Category Archives: civil society
Americans find it hard to get China is ahead of them in terms of technology and innovation. Chinese American Kaiser Kuo sits down with Steve Sjuggerund of the Daily Wealth to discuss his observations after he spent two decades in China, partly as communication director for internet giant Baidu.
The Euromonitor divided up China’s luxury consumers into five categories, to make life easier for marketers selling to them. Marketing veteran Ashley Dudarenok, author of Unlocking the World’s Largest E-market: A Guide To Selling on Chinese Social Media, applauds the effort, but thinks the market in China is more complicated than that, she tells in the Jing Daily.
“House of Cards” might be a cynical parody on US politics, millions of Chinese also enjoyed the Netflix production and hade it a huge impact in China. Cultural expert and China expert Tom Doctoroff, author of What Chinese Want: Culture, Communism, and China’s Modern Consumer, explains to the Washington Post why. “It essentially confirmed that our government is not so different than theirs.”
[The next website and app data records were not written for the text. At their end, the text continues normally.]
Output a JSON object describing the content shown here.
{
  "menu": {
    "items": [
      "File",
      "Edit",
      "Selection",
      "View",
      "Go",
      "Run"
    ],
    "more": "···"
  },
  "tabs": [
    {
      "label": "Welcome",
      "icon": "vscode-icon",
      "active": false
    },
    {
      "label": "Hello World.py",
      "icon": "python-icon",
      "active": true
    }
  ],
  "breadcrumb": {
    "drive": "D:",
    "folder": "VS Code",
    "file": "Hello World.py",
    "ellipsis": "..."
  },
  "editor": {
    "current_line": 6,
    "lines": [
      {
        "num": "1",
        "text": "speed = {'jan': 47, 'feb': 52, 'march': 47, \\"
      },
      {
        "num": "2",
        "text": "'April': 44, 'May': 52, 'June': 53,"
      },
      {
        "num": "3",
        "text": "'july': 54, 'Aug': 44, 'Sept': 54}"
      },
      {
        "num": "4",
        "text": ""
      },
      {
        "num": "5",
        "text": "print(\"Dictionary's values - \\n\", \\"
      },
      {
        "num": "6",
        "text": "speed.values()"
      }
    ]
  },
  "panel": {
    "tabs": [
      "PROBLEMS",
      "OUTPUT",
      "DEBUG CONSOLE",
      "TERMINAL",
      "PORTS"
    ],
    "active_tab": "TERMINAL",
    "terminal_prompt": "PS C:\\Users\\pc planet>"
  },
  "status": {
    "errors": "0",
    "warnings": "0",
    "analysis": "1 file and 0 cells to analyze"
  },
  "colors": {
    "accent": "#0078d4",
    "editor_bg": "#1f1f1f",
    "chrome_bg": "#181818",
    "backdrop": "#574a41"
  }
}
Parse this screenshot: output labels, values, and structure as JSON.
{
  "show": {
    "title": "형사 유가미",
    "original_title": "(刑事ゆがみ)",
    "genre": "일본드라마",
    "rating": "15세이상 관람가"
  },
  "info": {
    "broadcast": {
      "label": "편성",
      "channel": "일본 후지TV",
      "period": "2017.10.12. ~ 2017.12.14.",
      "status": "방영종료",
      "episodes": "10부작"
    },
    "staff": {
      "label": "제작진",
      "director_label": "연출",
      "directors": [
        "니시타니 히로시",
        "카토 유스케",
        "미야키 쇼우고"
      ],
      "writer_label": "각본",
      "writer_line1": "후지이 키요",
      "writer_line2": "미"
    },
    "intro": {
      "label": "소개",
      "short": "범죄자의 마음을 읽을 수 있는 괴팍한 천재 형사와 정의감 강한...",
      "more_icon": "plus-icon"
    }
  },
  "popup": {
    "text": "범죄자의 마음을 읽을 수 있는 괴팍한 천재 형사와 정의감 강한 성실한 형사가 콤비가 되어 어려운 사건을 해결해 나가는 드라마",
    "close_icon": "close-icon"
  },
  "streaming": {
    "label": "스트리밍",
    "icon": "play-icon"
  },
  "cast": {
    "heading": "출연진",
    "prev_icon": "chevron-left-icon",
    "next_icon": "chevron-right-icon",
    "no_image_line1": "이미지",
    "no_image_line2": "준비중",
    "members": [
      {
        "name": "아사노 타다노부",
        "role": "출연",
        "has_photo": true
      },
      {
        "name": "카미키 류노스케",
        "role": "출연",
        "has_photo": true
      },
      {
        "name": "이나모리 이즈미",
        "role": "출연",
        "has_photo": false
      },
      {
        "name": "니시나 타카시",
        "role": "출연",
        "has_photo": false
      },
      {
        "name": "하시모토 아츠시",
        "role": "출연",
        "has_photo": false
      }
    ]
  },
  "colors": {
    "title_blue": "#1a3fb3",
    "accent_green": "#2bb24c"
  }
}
Short entertaining videos of 15-30 seconds were hot in China a few years ago, says vlogger and marketeer Ashley Dudarenok on her vlog, but the internet population is moving to a long format, that is three minutes. Viewers really want to be part of your life, she says.
Women might be scarce at China’s political platforms, but on the China rich list, they are doing very well, says Hurun China Rich List publisher Rupert Hoogewerf tells the China Daily. “China accounts for 60 percent of the world’s most successful female entrepreneurs, while Chinese women make up one-fifth of the world’s female population,” he says.
China’s central government and the Vatican closed a deal on appointments of Catholic bishops in China, causing debate among the already divided Catholics in the country, writes journalist Ian Johnson, author of The Souls of China: The Return of Religion After Mao at the New York Times. The way the Communist-ruled state church might integrate with the Roman Catholic church might not please all Catholics, he writes.
Luxury, as a display of success, is a key element in China, among all different cohorts, says marketing veteran Tom Doctoroff, author of What Chinese Want: Culture, Communism, and China’s Modern Consumer to Emarketer. What they have in common is a Confucian culture, binding all Chinese together, he says. If explains the longing for luxury.
The Venerable Xuecheng did become the symbol for supercharged Buddhism in China. Journalist Ian Johnson, author of The Souls of China: The Return of Religion After Mao, looks for the New York Times at how China’s #MeToo movement brought down this confusing factor in the rising Buddhism.
Traditionally China’s youngsters wanted a job with the government, but Alibaba’s Jack Ma changed that perspective and starting a startup became the choice of many, says William Bao Bean, a Shanghai-based partner at venture capital firm SOS, one of the largest VC’s, to Bloomberg. How Jack Ma changed China.